§ **About this exercise**: Pick every line out of the entries below that holds the string "value", and report them.

§ **Provided data**:
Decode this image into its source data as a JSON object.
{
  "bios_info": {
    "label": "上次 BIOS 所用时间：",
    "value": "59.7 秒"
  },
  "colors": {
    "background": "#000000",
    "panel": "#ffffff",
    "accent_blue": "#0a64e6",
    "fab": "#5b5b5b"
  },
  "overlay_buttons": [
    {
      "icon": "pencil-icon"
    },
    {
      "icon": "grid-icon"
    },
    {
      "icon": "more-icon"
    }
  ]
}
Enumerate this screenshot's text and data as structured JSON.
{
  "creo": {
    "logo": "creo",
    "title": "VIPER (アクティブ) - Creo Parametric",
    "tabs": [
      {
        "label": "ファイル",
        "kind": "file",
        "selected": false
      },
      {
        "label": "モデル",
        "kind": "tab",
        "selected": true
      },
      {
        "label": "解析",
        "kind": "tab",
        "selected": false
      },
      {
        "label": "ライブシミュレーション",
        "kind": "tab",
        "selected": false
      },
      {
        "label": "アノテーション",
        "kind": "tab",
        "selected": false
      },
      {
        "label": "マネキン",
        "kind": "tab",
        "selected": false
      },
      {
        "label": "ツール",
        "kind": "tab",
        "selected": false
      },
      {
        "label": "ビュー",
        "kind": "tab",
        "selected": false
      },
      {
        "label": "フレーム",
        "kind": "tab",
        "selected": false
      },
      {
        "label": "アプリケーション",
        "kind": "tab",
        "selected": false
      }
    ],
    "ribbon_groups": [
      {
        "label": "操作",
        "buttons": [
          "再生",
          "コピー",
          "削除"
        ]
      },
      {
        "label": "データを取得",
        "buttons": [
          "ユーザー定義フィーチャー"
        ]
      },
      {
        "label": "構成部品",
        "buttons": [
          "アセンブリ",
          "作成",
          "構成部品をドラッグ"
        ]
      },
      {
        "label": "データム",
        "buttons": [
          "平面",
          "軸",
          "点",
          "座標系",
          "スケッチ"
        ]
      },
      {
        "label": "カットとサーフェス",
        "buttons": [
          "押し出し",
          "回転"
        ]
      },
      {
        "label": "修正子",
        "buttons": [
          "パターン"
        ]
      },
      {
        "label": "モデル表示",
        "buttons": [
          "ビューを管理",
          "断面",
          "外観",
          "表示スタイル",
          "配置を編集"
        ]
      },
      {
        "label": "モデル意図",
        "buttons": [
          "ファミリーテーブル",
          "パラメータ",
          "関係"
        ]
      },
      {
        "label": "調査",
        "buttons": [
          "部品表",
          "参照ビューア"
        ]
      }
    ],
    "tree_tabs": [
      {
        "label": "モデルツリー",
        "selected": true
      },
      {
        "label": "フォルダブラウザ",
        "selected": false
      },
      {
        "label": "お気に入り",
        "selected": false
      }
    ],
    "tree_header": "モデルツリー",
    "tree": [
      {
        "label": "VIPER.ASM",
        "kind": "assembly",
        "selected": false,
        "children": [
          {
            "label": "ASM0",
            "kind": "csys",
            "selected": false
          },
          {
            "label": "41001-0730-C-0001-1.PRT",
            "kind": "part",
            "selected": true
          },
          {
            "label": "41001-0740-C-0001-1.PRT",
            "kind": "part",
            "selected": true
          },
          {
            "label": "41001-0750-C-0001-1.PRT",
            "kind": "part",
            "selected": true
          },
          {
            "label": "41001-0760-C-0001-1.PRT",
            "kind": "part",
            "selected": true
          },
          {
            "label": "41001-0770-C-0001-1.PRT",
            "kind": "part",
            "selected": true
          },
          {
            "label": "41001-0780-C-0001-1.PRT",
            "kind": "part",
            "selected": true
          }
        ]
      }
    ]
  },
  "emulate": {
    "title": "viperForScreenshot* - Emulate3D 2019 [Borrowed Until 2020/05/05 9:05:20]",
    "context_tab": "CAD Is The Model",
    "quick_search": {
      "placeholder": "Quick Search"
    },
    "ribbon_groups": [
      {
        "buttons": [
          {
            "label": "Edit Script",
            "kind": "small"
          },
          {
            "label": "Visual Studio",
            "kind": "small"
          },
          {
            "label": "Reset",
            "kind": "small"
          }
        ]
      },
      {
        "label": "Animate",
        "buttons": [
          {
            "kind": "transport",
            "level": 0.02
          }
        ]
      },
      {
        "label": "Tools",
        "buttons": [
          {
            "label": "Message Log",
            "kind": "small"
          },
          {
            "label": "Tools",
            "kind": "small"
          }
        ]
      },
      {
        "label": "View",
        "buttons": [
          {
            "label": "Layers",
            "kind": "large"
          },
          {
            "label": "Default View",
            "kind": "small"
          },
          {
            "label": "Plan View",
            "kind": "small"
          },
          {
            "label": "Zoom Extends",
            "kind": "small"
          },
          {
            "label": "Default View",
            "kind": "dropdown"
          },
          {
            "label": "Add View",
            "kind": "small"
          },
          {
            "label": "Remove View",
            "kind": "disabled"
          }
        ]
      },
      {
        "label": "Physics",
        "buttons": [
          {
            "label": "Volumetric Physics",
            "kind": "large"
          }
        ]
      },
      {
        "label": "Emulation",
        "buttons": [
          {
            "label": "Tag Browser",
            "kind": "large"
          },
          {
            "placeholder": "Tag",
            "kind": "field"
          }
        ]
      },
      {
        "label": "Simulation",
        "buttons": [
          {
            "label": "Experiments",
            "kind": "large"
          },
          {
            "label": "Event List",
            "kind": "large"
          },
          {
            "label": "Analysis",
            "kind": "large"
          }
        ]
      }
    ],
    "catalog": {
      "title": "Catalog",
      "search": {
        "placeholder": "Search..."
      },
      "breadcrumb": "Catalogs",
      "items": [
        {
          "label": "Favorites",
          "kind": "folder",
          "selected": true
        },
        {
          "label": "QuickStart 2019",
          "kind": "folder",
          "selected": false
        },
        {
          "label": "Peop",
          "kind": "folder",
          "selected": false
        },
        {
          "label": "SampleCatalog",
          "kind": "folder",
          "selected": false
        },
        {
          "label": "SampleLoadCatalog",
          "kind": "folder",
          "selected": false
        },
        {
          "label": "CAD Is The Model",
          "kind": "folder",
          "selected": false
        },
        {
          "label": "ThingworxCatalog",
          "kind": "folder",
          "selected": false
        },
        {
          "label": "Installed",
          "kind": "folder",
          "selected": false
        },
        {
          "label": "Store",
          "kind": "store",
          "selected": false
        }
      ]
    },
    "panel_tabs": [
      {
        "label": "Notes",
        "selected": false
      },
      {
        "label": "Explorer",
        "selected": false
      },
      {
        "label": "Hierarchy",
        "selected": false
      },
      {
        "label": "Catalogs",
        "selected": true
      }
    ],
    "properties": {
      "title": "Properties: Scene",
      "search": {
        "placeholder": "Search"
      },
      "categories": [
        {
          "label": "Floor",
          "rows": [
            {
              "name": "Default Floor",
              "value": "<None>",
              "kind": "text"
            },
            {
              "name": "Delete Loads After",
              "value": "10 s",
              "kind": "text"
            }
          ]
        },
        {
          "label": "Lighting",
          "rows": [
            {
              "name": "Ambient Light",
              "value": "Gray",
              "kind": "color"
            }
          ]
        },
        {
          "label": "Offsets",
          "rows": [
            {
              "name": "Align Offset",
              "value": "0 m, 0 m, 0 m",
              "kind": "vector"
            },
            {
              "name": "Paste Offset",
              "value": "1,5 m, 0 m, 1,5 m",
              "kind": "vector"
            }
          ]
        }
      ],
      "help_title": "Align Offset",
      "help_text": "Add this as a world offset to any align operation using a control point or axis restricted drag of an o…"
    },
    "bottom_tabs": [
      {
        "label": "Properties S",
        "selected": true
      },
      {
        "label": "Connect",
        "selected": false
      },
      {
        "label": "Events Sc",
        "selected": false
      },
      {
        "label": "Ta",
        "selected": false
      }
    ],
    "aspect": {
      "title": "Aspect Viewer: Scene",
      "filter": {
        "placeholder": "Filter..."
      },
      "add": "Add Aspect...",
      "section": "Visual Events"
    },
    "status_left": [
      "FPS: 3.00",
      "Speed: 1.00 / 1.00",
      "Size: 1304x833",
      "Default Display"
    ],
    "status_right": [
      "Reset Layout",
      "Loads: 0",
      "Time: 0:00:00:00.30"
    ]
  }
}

§ **Response to this task**:
    "value": "59.7 秒"
              "value": "<None>",
              "value": "10 s",
              "value": "Gray",
              "value": "0 m, 0 m, 0 m",
              "value": "1,5 m, 0 m, 1,5 m",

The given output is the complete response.